Entries from a dataset of interfaces:
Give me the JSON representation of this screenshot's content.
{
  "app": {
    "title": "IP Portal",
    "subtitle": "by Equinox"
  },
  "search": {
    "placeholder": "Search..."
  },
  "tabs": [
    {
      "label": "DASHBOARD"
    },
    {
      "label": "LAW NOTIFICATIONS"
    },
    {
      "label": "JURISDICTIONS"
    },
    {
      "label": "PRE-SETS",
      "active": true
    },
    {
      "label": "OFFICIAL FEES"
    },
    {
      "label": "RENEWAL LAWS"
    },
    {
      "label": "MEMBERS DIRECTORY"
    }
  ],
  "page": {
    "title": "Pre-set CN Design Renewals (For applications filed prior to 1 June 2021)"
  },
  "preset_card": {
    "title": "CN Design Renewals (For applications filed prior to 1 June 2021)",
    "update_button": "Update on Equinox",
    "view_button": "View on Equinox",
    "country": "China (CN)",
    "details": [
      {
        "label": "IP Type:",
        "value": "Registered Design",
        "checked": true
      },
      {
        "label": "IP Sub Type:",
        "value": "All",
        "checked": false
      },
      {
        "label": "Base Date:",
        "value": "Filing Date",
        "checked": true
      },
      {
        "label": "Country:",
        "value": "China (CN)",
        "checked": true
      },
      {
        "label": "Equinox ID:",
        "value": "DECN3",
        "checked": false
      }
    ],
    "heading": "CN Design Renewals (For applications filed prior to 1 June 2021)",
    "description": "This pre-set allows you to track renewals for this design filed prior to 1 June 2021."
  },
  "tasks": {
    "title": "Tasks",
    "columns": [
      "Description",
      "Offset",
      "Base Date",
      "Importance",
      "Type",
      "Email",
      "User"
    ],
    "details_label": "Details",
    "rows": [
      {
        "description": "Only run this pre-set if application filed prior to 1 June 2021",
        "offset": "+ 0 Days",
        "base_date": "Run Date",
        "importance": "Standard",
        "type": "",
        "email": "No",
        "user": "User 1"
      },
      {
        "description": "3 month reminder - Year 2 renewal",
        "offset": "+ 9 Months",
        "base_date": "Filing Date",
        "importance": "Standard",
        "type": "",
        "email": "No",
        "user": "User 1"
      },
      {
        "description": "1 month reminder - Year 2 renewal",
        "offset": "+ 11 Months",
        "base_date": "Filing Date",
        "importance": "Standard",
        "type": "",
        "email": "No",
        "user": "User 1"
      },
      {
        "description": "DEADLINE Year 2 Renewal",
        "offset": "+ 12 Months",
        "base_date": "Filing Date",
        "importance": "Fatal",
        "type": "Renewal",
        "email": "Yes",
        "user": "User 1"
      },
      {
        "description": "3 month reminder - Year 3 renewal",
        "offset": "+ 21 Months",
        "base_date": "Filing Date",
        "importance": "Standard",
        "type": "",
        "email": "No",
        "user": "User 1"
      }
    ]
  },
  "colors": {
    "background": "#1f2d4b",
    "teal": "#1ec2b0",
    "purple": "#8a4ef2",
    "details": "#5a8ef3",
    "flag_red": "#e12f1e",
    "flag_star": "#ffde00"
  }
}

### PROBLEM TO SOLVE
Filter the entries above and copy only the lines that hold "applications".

### RESPONSE TO THIS EXERCISE
    "title": "Pre-set CN Design Renewals (For applications filed prior to 1 June 2021)"
    "title": "CN Design Renewals (For applications filed prior to 1 June 2021)",
    "heading": "CN Design Renewals (For applications filed prior to 1 June 2021)",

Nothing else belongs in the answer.